How Stupid Is Our Obsession With Lawns?

Season 6, Episode 44 This week on Freakonomics Radio: why are we so obsessed with lawns? Plus: Stephen J. Dubner talks to the British political operative trying to launch the United States’s next political revolution. To find out more, check out the podcasts from which this hour was drawn: “How Stupid Is Our Obsession With Lawns?” and […]

Why Hate the Koch Brothers? (Part 2)

Our latest Freakonomics Radio episode is called “Why Hate the Koch Brothers? (Part 2).” (You can find part 1 here, and subscribe to the podcast at Apple Podcasts or elsewhere, get the RSS feed, or listen via the media player above.) Charles Koch, the mega-billionaire CEO of Koch Industries and half of the infamous political […]

Why Hate the Koch Brothers? (Part 1)

Charles Koch, the mega-billionaire CEO of Koch Industries and half of the infamous political machine, sees himself as a classical liberal. So why do most Democrats hate him so much? In a rare series of interviews, he explains his political awakening, his management philosophy and why he supports legislation that goes against his self-interest.

The Health of Nations

Season 6, Episode 41 This week on Freakonomics Radio: for decades, G.D.P. has been a standard way of measuring living standards around the world. Martha Nussbaum tells Stephen J. Dubner that she’d rather use some better data. Plus: Steve Ballmer wants to know how the U.S. government actually using its G.D.P. To find out more, check out the podcasts from which […]

He’s One of the Most Famous Political Operatives in America. America Just Doesn’t Know It Yet.

Steve Hilton was the man behind David Cameron’s push to remake British politics. Things didn’t work out so well there. Now he’s trying to launch a new political revolution — from sunny California.

Hoopers! Hoopers! Hoopers!

As CEO of Microsoft, Steve Ballmer was famous for over-the-top enthusiasm. Now he’s brought that same passion to the N.B.A. — and to a pet project called USAFacts, which performs a sort of fiscal colonoscopy on the American government.

Ten Ideas to Make Politics Less Rotten
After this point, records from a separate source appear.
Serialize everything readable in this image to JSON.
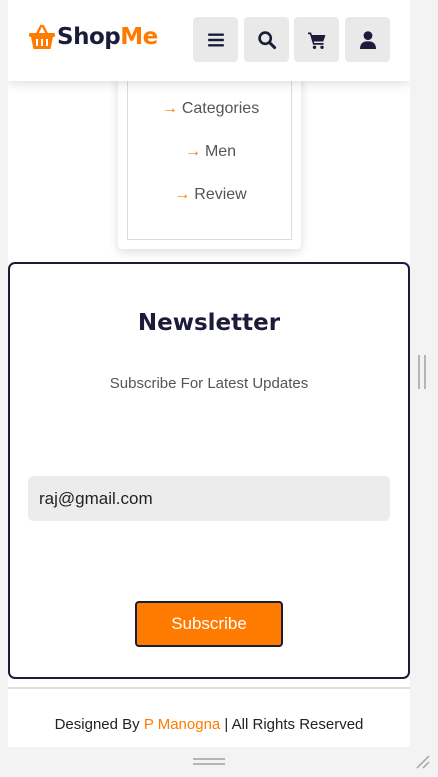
{
  "header": {
    "logo_part1": "Shop",
    "logo_part2": "Me",
    "buttons": [
      {
        "name": "menu",
        "icon": "hamburger-icon"
      },
      {
        "name": "search",
        "icon": "search-icon"
      },
      {
        "name": "cart",
        "icon": "cart-icon"
      },
      {
        "name": "user",
        "icon": "user-icon"
      }
    ]
  },
  "menu": {
    "items": [
      {
        "arrow": "→",
        "label": "Categories"
      },
      {
        "arrow": "→",
        "label": "Men"
      },
      {
        "arrow": "→",
        "label": "Review"
      }
    ]
  },
  "newsletter": {
    "title": "Newsletter",
    "subtitle": "Subscribe For Latest Updates",
    "email_value": "raj@gmail.com",
    "button_label": "Subscribe"
  },
  "footer": {
    "prefix": "Designed By ",
    "author": "P Manogna",
    "suffix": " | All Rights Reserved"
  },
  "colors": {
    "accent": "#ff7b00",
    "dark": "#1c1c3a",
    "button_bg": "#e9e9e9"
  }
}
Season 6, Episode 1 We Americans may love our democracy — at least in theory — but at the moment our feelings toward the Federal government lie somewhere between disdain and hatred. Which electoral and political ideas should be killed off to make way for a saner system? This episode features ideas from Olympia Snowe, Howard Dean, Joaquin […]

“If Mayors Ruled the World”: A New Freakonomics Radio Podcast

Our latest Freakonomics Radio episode is called “'If Mayors Ruled the World.'” (You can subscribe to the podcast at iTunes, get the RSS feed, or listen via the media player above. You can also read the transcript, which includes credits for the music you’ll hear in the episode.)

The episode expands on an idea from political theorist Benjamin Barber, whose latest book is called If Mayors Ruled the World: Dysfunctional Nations, Rising Cities. Barber argues that cities are paragons of good governance – compared at least to nation-states – and that is largely due to their mayors. Mayors, Barber argues, are can-do people who inevitably cut through the inertia and partisanship that can plague state and federal governments. To that end, Barber would like to see a global “Parliament of Mayors,” to help solve the kind of big, borderless problems that national leaders aren't so good at solving.

Government Employees Gone Wild: A New Freakonomics Radio Podcast

Our latest podcast is called “Government Employees Gone Wild.” (You can download/subscribe at iTunes, get the RSS feed, or listen via the media player in the post. You can also read the transcript below; it includes credits for the music you’ll hear in the episode.)

It's about a book that I've come to love -- a most unusual book. What makes it unusual?

1. It is made available online, as a Word document, but is not actually published.

2. It is free (or, more accurately, it's already been paid for -- by U.S. taxpayers).

3. It is published by the U.S. Department of Defense.

This unusual book is called The Encyclopedia of Ethical Failure, and you can get it here (2013 additions here). What is it? It's an ethics guide for  government employees, full of true stories about epic screw-ups. In the podcast, you'll hear from the Encyclopedia's founding editor (Steve Epstein) and its current editor (Jeff Green).